ERIE, Penn.—Sports tourism in Erie County came back in a major way in 2021, highlighted by several events that favorably placed Erie, Penn. in the national spotlight. Events supported by the Erie Sports Commission (ESC) had an economic impact of more than $18 million in Erie County, more than double the impact of events hosted in 2020, a year marked by extensive event cancellations due to the COVID-19 pandemic.
“When 2021 began, sports tourism was still very much in a state of uncertainty and flux, both in Erie and nationally,” said Mark Jeanneret, Executive Director of the Erie Sports Commission. “What we ultimately saw was that our event directors had learned how to host events safely in 2020, and as restrictions slowly lifted, we were all ready to begin hosting again. There was an obvious appetite for athletes and their families to travel for sports again, and we saw those competitors return to Erie for events more quickly than we anticipated. To see our impact reaching nearly what it was in 2019 so soon is extremely encouraging.”

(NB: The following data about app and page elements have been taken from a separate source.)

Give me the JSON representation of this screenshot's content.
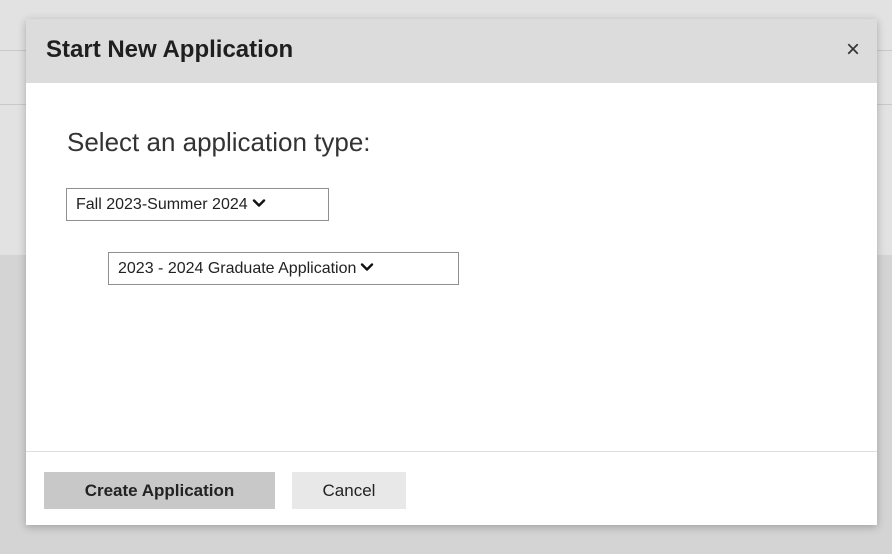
{
  "modal": {
    "title": "Start New Application",
    "close_label": "×",
    "prompt": "Select an application type:",
    "term_select": {
      "selected": "Fall 2023-Summer 2024"
    },
    "application_select": {
      "selected": "2023 - 2024 Graduate Application"
    },
    "create_label": "Create Application",
    "cancel_label": "Cancel"
  },
  "icons": {
    "close": "close-icon",
    "dropdown": "chevron-down-icon"
  },
  "colors": {
    "header_bg": "#dcdcdc",
    "primary_button_bg": "#c8c8c8",
    "secondary_button_bg": "#e8e8e8",
    "overlay_bg": "#d4d4d4"
  }
}
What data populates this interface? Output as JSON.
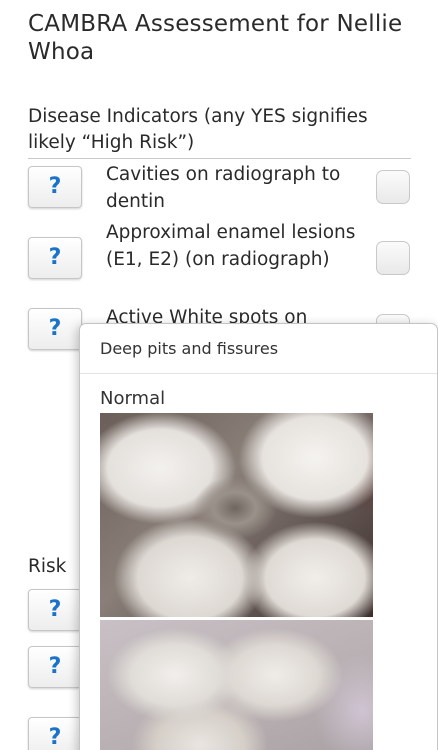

In every area, the ESC saw a stark contrast in 2021 compared to the previous year:
- 69 events supported (compared to 29 in 2020)
- 174 event days (compared to 64.5 in 2020)

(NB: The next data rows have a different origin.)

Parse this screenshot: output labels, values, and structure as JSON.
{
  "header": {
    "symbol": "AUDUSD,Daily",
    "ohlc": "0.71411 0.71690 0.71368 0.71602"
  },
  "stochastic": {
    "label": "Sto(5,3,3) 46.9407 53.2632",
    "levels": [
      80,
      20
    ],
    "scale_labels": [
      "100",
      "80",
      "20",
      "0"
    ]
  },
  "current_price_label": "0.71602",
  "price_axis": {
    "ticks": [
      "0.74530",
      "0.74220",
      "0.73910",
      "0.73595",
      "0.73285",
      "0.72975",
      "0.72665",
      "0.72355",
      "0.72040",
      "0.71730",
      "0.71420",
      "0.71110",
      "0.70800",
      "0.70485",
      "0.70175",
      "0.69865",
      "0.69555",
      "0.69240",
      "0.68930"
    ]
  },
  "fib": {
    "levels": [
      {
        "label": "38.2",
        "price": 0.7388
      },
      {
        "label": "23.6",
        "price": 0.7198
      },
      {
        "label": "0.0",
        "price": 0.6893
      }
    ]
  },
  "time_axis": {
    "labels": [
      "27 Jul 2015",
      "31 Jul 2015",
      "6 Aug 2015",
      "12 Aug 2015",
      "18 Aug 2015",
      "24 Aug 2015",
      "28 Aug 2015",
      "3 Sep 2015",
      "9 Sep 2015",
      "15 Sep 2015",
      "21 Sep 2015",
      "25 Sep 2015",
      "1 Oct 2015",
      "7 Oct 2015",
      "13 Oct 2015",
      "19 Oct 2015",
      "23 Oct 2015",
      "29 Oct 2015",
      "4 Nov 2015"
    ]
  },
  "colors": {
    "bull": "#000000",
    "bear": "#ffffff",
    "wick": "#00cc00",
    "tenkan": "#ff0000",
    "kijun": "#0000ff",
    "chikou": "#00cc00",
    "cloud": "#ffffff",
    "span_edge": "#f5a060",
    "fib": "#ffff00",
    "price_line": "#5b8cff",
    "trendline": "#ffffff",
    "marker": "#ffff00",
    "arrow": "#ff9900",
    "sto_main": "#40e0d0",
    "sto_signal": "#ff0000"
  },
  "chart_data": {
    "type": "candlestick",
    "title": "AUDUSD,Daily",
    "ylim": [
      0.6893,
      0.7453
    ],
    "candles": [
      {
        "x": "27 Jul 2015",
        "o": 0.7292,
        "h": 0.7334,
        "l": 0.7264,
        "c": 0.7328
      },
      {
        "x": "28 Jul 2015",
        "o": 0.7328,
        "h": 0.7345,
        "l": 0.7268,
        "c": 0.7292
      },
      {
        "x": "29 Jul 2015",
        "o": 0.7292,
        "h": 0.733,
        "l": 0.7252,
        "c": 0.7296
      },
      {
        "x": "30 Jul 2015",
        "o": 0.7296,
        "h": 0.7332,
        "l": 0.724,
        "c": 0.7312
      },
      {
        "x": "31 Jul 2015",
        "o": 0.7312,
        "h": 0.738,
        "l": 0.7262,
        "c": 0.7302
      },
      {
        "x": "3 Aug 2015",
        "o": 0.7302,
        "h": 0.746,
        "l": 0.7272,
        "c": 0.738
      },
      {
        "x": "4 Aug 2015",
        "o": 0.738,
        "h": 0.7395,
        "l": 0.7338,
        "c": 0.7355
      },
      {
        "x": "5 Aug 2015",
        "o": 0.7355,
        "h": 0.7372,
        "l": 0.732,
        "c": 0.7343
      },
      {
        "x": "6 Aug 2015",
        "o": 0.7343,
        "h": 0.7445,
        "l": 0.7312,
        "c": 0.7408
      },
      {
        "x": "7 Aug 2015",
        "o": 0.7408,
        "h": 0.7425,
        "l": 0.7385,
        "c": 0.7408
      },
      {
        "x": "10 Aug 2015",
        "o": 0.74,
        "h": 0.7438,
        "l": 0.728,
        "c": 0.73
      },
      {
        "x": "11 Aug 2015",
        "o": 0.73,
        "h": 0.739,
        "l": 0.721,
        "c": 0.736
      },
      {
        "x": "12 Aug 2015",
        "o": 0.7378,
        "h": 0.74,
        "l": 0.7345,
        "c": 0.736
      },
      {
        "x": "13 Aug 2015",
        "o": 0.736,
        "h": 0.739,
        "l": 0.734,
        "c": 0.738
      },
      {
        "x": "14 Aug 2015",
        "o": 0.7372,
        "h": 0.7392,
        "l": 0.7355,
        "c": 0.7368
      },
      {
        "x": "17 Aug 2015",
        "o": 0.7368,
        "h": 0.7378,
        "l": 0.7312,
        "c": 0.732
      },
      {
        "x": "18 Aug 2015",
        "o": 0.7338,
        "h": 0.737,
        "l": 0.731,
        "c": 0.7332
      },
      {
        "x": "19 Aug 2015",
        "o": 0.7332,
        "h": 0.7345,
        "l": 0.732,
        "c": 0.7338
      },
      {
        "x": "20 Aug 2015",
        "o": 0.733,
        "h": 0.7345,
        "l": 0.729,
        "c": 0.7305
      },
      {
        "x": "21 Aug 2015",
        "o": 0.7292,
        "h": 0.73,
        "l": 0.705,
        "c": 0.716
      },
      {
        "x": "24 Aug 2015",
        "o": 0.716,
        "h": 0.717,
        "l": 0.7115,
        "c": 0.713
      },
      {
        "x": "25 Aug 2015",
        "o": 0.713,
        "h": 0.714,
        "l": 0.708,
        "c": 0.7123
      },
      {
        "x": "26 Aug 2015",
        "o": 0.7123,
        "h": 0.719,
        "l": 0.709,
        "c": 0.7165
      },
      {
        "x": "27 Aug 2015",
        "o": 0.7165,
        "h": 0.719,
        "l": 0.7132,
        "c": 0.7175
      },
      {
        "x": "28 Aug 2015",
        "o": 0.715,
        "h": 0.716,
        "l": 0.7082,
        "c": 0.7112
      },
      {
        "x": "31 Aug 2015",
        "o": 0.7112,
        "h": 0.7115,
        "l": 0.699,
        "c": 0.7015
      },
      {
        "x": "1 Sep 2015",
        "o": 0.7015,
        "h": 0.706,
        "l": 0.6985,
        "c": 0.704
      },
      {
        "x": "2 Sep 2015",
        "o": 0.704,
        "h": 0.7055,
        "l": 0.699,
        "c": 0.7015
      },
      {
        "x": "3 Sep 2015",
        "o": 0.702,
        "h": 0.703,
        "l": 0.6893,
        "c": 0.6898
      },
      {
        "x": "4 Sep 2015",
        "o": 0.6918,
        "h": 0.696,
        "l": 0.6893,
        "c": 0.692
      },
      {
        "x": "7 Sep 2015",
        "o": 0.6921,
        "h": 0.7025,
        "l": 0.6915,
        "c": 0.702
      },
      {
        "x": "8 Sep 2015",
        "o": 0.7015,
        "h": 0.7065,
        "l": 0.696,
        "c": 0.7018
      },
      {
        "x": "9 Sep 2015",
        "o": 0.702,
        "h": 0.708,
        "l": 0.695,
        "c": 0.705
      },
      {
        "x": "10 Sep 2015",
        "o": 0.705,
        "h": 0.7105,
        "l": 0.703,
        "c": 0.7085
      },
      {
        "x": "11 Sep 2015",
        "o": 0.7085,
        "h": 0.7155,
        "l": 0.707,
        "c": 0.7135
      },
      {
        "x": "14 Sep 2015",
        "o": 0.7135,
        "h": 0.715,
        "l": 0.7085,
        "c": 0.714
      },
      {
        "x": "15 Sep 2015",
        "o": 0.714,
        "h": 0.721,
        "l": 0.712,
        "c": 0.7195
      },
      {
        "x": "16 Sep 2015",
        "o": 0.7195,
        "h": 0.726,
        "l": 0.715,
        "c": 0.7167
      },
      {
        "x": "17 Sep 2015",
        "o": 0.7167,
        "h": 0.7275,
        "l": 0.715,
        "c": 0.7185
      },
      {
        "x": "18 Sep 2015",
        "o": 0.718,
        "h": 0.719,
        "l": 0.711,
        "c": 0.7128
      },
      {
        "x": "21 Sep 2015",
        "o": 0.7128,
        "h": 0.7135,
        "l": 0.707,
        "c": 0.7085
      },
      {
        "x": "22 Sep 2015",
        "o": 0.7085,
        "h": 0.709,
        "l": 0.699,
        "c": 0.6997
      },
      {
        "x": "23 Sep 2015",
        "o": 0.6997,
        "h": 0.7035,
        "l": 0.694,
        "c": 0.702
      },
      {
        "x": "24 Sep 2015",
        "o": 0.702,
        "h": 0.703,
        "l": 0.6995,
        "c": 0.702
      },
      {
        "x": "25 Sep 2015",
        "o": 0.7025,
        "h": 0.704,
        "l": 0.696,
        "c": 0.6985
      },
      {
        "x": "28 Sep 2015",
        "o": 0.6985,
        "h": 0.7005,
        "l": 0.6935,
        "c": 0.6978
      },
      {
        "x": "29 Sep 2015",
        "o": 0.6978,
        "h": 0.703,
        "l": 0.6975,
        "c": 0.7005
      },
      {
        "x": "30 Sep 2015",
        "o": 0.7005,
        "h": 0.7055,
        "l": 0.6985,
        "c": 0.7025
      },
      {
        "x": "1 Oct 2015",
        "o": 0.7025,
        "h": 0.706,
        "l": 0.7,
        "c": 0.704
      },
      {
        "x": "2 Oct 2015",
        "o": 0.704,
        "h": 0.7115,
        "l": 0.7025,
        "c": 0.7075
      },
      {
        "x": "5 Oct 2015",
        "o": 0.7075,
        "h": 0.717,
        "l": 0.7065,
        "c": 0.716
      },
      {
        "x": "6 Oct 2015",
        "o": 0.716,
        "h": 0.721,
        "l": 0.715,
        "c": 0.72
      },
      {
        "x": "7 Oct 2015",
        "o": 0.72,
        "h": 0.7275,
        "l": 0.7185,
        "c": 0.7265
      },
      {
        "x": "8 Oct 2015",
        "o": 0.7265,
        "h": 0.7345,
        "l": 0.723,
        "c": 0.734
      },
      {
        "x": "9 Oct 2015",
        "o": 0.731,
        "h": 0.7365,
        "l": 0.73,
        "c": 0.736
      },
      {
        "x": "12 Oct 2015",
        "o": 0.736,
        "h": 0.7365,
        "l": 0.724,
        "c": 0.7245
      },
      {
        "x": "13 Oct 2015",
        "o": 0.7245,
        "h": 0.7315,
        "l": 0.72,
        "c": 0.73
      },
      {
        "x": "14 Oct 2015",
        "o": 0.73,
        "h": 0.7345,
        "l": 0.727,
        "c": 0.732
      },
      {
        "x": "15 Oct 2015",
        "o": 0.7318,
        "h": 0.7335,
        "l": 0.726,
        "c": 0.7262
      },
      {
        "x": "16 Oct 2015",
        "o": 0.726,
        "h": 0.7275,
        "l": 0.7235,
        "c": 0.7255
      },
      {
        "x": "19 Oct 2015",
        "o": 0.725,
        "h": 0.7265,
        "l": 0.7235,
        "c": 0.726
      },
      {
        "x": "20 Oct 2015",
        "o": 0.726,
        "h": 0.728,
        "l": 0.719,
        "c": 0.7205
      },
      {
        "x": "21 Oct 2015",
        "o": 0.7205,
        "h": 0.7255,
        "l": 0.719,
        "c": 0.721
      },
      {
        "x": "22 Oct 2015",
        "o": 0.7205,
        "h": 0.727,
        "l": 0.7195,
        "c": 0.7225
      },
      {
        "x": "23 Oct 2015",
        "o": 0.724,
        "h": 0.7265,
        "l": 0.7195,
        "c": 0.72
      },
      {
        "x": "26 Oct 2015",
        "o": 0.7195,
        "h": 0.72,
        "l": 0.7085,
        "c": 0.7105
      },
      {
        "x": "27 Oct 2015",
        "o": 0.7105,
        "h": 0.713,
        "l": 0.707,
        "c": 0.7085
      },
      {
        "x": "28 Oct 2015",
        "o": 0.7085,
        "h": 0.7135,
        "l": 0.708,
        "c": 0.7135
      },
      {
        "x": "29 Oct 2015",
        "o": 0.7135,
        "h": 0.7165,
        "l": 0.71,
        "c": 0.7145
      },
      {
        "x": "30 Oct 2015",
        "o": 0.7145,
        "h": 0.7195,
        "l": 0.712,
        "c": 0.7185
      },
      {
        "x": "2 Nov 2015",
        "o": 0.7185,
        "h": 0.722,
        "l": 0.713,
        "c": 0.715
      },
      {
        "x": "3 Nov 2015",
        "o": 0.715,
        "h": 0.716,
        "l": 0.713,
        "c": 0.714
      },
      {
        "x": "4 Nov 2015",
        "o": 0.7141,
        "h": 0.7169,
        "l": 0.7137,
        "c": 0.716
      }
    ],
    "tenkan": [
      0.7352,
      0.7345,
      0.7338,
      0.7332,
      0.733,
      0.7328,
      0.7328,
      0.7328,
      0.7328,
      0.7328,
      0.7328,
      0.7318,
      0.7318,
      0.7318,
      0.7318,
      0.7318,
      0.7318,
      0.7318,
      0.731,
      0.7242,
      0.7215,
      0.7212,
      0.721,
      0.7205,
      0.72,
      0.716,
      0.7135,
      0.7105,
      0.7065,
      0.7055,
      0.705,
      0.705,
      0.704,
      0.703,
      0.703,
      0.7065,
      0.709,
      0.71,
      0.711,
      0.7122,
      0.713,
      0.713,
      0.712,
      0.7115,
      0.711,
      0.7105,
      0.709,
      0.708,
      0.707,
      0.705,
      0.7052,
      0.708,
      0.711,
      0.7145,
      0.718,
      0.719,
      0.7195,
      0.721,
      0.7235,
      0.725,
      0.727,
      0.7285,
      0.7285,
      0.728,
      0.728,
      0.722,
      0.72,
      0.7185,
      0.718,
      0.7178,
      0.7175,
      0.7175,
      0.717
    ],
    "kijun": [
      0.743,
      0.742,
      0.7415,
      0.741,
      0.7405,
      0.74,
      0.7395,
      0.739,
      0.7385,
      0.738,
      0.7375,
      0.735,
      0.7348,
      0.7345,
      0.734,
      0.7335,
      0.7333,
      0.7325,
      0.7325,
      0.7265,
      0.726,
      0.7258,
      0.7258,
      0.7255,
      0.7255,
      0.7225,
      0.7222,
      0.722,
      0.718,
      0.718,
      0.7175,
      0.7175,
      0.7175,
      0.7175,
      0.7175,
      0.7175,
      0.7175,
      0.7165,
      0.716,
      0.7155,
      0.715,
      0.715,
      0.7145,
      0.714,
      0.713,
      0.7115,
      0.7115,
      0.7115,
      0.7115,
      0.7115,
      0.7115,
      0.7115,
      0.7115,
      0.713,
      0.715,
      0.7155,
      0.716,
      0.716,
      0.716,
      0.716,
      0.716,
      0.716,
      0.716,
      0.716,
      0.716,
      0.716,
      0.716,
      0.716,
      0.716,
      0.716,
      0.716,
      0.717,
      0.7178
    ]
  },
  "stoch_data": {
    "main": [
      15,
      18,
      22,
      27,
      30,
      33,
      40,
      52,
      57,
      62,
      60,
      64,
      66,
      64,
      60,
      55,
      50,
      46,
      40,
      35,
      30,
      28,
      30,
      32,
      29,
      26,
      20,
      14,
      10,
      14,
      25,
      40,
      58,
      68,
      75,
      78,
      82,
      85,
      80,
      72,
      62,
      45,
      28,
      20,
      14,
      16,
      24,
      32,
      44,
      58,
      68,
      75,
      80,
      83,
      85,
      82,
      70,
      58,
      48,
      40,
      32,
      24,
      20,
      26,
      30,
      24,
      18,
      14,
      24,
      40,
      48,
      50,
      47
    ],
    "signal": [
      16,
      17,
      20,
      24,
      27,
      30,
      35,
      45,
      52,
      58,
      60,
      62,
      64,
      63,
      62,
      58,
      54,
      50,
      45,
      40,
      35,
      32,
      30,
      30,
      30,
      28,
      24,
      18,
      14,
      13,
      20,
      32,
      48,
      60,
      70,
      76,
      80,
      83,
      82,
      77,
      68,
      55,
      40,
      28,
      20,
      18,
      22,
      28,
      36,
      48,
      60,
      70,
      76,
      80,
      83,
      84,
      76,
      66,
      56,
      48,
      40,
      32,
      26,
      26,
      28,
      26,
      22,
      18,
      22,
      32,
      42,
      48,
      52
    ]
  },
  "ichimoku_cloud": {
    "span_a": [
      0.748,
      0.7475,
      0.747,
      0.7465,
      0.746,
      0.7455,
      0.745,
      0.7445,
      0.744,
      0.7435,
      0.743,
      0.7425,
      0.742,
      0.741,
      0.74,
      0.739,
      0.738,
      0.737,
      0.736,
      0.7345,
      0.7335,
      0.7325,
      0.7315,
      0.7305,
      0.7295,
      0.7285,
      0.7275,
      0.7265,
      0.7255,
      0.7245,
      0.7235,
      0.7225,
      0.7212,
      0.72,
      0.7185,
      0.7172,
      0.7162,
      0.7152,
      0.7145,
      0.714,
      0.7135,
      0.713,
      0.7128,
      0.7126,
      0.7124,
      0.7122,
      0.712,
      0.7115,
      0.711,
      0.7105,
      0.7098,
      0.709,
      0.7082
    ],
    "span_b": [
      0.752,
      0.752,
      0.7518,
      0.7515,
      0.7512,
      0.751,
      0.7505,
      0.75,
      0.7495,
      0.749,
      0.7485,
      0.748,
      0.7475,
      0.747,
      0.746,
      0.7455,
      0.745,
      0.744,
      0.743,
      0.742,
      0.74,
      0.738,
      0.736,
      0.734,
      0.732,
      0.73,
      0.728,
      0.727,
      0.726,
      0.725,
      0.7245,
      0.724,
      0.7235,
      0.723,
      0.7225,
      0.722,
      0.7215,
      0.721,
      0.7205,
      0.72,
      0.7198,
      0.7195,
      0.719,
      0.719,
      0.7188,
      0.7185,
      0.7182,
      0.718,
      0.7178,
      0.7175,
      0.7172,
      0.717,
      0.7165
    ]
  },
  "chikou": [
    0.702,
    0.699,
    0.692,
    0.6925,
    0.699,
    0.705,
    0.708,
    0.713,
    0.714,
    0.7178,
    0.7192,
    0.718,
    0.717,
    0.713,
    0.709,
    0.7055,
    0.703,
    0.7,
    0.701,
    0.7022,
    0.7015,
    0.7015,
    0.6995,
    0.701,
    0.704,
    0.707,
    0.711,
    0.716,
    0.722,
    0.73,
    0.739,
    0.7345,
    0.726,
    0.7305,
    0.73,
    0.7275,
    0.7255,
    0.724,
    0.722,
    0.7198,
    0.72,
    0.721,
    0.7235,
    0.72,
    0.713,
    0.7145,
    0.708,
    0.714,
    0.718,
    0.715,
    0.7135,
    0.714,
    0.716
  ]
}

- 26 new events (compared to 8 in 2020)
- $18.1 million in estimated economic impact (compared to $9.2 million in 2020)
The 2021 sporting events calendar was highlighted by major events that placed Erie in front of a national audience.
The 2021 NCAA Women’s Frozen Four, which the ESC co-hosted with Mercyhurst University, featured all eight teams in the collegiate women’s hockey tournament for the first time in the tournament’s 20-year history, a decision made by the NCAA to reduce travel by teams in the postseason. The event was open to a limited number of fans but reached a national audience through live broadcasts on ESPN networks.
The 2021 B.A.S.S. Nation Northeast Regional Qualifier was another major tourism generator in Erie. The event, which was originally planned for 2020, was held at Presque Isle State Park in June and saw more than 220 anglers from 11 states compete in Erie for nearly a week on the path to the Bassmaster Classic.
“Erie’s sports market was a huge part of why we saw Erie County’s tourism industry rebound so quickly from the effects of 2020,” said John Oliver, President and CEO of VisitErie. “We saw multiple NCAA postseason events, major youth travel tournaments and much more. It was clear that athletes were ready to compete and, more importantly, that we were ready to accommodate them. Though we are still coping with the effects of the pandemic and our recovery is far from complete, I’m optimistic about 2022.”